    What does this so-called very slight homie grip do for me? Well, . . . . when I am shooting a pistol with my right hand (because I am completely ambidextrous), it redirects the force of recoil and prevents me from dropping pistol shots toward the weakest part of my gripping hand—THE FINGERTIPS—and eliminates all of the usual left and low shots!

    If you want to smooth out your own pistol shooting and become both much faster as well as more accurate then I would suggest that you stop trying to control and ‘fight’ your own pistol. (Because what you really need to learn how to do is to cooperate with your pistol and learn the rhythm and pulse of your pistol’s recoil characteristics, instead.)

    Rather than burning up a lot of increasingly scarce (and outrageously expensive) ammunition, I would suggest that you invest in several six (or even twelve) packs of snap caps. Me? For the past several decades I've had magazines (clips) and speedloaders full of snap caps scattered all over the house. This is how I keep ‘ my eye’ and other bodily reflexes well tuned to what I love to do—Which is to hit the target as quickly and accurately as possible!

    (This is another way that I continue to make certain that recoil is still ‘my friend’!)

    One of the handgun TRAINING AND PRECONDITIONING EXERCISES I regularly perform is Chief Firearms Instructor George Harris’s so-called ‘Wall Drill’. In fact I have such a high regard for Master Sergeant Harris’s Wall Drill that (as good as I am with a handgun) I continue to warm up and practice using one variation or another of the Wall Drill almost everyday. Here it is:

    Harris's Famous Pistol Shooting Wall Drill

    In my personal opinion: For every single time that a pistolero visits a live fire range, he would be very well advised to practice his wall drill techniques, at least, three times: slowly, thoughtfully, and precisely. If the experience is typical the first thing a shooter should notice is a big improvement in both talent and marksmanship. Remember:

    “RECOIL IS MY FRIEND;” “RECOIL IS MY FRIEND;” “RECOIL IS MY FRIEND!”

    Lastly remember, too, that the loud sound of a gun going off can’t hurt you—It cannot! After a while your concentration on both the front sight and your target (or, if you are an instinct shooter, just the ‘feel’ of the gun in your hand) will be so intense that you’ll barely hear the gun going off—Which is what has often happened to me. For me all those repeated loud bangs and booms sound like is no more than background noise!
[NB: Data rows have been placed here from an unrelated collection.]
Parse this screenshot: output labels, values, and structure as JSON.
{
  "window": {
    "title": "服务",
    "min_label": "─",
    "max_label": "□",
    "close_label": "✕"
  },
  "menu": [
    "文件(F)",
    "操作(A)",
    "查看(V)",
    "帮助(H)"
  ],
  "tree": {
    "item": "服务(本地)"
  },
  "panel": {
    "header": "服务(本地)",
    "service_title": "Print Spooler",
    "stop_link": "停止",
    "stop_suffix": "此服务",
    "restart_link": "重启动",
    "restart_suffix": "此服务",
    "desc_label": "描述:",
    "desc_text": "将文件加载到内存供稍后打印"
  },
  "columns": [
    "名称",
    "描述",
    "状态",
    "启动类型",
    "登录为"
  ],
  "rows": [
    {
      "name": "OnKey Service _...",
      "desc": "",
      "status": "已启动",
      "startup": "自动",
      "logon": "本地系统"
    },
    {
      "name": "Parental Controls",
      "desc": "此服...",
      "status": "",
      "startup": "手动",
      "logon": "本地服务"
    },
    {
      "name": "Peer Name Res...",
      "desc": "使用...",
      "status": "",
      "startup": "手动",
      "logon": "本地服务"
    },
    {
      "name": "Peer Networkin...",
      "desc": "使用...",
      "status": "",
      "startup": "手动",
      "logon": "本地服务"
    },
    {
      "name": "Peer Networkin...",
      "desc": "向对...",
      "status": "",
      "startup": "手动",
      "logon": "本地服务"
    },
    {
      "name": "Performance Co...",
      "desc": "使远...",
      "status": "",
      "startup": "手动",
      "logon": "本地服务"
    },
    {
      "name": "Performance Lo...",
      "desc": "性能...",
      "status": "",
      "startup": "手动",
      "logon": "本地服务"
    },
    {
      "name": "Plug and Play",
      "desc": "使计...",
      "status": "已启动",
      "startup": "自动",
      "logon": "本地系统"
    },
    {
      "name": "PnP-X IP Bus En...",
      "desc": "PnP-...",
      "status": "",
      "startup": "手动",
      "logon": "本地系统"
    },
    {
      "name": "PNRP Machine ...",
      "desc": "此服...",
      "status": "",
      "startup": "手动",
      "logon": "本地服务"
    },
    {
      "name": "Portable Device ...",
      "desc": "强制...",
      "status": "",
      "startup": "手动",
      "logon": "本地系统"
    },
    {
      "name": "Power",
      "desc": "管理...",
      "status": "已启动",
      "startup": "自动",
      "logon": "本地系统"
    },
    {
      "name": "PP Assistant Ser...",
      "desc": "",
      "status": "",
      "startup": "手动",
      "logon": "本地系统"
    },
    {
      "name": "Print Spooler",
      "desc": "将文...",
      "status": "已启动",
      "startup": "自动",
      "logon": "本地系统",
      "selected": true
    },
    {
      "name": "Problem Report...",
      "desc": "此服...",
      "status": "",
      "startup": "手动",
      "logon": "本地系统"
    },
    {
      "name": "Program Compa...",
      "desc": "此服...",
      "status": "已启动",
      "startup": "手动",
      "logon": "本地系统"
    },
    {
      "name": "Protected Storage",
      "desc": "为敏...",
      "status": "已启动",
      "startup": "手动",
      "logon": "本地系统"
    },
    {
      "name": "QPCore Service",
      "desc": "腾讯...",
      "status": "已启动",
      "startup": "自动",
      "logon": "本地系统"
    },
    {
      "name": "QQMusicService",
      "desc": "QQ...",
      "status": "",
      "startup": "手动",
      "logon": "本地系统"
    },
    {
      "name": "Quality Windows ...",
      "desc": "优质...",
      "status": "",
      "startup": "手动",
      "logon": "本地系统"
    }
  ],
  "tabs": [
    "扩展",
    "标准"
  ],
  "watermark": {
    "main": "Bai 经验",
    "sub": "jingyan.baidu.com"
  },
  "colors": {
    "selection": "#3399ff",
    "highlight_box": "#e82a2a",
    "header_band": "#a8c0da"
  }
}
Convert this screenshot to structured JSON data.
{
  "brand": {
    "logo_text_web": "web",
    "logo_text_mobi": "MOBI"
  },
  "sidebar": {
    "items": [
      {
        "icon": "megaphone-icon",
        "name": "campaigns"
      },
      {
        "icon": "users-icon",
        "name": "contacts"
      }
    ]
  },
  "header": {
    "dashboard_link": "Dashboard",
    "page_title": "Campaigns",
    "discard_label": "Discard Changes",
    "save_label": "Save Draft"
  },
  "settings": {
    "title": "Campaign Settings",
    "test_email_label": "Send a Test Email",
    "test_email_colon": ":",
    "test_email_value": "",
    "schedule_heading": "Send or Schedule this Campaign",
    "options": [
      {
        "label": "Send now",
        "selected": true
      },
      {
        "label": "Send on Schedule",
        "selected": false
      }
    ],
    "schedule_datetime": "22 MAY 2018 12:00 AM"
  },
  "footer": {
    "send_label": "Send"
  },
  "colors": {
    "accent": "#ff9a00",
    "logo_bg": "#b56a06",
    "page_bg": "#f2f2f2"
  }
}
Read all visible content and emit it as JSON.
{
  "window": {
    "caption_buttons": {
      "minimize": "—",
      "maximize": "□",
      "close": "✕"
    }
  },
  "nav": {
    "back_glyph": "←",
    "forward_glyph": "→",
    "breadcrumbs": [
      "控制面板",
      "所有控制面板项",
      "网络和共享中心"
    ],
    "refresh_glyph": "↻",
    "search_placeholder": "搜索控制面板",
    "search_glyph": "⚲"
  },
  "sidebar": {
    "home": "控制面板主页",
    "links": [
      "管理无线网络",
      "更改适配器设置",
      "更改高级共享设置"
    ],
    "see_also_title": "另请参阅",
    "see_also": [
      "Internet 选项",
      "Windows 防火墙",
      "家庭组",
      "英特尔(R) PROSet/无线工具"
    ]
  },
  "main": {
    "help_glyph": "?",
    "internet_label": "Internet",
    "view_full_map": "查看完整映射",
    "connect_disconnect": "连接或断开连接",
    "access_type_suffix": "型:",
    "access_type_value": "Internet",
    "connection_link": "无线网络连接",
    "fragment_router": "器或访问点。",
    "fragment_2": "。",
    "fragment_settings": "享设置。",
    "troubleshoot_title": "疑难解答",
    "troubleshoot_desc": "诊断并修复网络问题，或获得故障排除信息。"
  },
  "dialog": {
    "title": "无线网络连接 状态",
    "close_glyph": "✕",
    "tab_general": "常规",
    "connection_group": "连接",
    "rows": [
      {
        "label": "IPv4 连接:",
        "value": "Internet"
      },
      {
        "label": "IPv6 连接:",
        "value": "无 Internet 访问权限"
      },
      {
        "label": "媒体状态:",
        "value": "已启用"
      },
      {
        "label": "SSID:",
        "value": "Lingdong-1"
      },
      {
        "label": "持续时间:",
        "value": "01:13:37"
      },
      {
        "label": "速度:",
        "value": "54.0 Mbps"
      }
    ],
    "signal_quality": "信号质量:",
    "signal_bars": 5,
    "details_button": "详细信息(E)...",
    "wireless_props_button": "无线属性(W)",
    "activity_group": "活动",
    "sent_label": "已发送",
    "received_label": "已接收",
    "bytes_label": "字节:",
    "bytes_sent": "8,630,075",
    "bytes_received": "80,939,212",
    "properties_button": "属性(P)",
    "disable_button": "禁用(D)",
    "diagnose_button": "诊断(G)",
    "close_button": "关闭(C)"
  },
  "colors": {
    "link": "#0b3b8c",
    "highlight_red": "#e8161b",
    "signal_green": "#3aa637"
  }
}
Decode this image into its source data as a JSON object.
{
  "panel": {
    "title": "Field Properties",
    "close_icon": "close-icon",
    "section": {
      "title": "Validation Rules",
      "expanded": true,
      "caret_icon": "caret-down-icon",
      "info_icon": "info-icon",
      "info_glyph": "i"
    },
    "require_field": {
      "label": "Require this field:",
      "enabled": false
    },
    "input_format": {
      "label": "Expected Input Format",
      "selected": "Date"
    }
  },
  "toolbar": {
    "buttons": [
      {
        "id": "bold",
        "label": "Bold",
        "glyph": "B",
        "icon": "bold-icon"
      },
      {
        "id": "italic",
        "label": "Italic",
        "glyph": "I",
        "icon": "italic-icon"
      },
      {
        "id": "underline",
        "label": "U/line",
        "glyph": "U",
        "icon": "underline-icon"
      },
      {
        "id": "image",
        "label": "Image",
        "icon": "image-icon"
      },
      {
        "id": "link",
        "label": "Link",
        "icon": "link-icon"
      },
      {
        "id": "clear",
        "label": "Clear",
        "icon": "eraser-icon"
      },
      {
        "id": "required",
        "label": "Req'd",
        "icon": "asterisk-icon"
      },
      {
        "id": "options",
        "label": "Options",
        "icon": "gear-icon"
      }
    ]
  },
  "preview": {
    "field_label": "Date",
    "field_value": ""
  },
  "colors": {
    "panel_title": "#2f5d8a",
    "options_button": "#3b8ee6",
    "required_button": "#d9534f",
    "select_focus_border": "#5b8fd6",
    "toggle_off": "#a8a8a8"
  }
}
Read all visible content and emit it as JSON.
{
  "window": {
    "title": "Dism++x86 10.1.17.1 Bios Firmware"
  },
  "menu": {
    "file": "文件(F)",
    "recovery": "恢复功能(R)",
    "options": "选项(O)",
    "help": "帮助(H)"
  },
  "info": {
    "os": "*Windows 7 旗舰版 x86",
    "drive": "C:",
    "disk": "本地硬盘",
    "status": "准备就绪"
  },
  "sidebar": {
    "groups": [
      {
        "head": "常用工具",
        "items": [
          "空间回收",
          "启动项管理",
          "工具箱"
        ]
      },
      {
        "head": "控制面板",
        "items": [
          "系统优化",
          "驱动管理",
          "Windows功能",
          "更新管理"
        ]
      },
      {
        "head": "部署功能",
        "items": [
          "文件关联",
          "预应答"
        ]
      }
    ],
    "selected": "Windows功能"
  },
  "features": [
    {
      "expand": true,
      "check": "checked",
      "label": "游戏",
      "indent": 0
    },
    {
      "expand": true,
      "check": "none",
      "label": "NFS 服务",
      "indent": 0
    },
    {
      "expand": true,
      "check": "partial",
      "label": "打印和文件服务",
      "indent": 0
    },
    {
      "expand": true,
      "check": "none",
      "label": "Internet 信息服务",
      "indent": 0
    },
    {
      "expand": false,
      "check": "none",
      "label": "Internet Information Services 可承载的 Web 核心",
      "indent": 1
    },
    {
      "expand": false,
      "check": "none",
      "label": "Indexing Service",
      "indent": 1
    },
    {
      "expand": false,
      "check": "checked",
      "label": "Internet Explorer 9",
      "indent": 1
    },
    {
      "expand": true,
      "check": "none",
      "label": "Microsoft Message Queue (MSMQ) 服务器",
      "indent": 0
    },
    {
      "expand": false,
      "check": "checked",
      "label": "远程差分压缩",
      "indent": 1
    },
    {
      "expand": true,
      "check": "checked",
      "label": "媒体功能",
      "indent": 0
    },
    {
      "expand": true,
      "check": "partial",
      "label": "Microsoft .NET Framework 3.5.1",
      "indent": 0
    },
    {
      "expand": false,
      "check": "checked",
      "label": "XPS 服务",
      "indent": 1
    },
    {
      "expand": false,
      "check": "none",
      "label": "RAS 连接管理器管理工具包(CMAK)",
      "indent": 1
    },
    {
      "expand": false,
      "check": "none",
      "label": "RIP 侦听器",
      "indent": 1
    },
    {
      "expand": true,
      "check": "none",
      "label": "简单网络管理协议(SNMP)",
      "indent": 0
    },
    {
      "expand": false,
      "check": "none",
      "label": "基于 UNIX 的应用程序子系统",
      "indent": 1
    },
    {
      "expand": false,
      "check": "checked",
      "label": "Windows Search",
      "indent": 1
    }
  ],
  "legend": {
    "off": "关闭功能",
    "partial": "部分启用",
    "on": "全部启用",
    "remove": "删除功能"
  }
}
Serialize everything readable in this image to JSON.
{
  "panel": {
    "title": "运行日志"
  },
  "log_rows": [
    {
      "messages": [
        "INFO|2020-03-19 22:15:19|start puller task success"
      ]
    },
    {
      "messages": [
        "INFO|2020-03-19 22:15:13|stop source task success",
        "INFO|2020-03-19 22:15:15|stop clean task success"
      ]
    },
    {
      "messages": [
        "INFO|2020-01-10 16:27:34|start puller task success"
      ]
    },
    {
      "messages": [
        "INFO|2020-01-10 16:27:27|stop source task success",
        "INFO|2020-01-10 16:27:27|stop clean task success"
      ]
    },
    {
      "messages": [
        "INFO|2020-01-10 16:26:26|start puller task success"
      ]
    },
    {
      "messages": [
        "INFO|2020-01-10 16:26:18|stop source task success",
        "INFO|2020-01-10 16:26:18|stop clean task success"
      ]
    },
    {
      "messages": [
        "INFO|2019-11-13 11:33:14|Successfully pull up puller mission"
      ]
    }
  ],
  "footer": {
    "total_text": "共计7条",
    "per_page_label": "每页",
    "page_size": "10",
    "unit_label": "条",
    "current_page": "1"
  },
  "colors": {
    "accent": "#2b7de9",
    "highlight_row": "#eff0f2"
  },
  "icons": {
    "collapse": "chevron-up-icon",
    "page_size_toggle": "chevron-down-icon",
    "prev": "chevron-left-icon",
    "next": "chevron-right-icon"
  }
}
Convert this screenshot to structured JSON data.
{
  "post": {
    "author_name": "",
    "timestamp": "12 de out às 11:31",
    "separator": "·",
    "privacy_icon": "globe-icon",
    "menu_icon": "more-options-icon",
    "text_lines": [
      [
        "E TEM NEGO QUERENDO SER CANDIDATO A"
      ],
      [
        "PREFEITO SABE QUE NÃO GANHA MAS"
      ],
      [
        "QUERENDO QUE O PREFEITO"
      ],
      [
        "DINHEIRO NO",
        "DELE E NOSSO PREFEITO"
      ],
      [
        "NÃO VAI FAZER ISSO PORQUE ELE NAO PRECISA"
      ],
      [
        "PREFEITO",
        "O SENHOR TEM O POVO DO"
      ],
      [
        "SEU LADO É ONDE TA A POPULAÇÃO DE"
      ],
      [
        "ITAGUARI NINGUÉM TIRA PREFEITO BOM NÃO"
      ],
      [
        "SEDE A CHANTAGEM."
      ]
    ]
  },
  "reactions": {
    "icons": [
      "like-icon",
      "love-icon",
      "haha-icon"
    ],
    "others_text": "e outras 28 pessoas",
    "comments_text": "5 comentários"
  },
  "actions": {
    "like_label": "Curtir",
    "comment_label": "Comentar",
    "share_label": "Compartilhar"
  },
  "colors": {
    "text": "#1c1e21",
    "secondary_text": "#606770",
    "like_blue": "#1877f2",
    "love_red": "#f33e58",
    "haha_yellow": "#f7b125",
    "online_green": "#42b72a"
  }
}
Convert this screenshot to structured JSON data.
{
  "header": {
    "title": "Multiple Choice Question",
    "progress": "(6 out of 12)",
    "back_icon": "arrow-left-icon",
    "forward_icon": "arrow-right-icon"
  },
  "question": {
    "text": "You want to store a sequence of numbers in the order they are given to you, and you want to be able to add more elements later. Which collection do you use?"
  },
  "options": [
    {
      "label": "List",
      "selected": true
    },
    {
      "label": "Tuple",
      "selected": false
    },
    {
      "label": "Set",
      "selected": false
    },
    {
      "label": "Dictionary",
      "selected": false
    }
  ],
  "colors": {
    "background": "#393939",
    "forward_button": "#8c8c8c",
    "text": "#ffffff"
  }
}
    NOTES: I have deliberately omitted numerous comments about both holding a correct sight picture, and properly gripping a pistol. (We’ll save these things for another reply, OK!)

    What I will say, though, is that I do not ‘press’ or ‘squeeze' pistol triggers. I rather smoothly ‘TAP’ them instead. (Unlike yesterday's 1911 pattern pistols, with today’s incredibly crappy striker-fired pistol actions, you actually have to ‘TAP’ rather than to 'squeeze' for that presumed ‘surprise break’!)

    The only other suggestion I’ll offer is that: If you do not already have a trigger stop on your pistol then I think you should add one as soon as possible.
     
  5. oil pan 4

    oil pan 4 Monkey+++

    Right now is a great time to go to the range, no one is usually there.
     
    Gator 45/70 likes this.
  6. arleigh

    arleigh Goophy monkey

    If you were shooting a revolver I would load an empty or two between the live rounds.
    Personally, I like training with CO2 air guns of the same firearm configuration and weight, they don't have the recoil, and often times the trigger is pretty much the same depending on the manufacturer. The recoil should surprise you going back to a fire arm.
    For the money your blowing on ammo, the air gun will pay for it's self in short order.
    Secondly, the air gun will provide more trigger time, not having to go to a range. IMO
     
    STANGF150 and Gator 45/70 like this.
survivalmonkey SSL seal        survivalmonkey.com warrant canary
17282WuJHksJ9798f34razfKbPATqTq9E7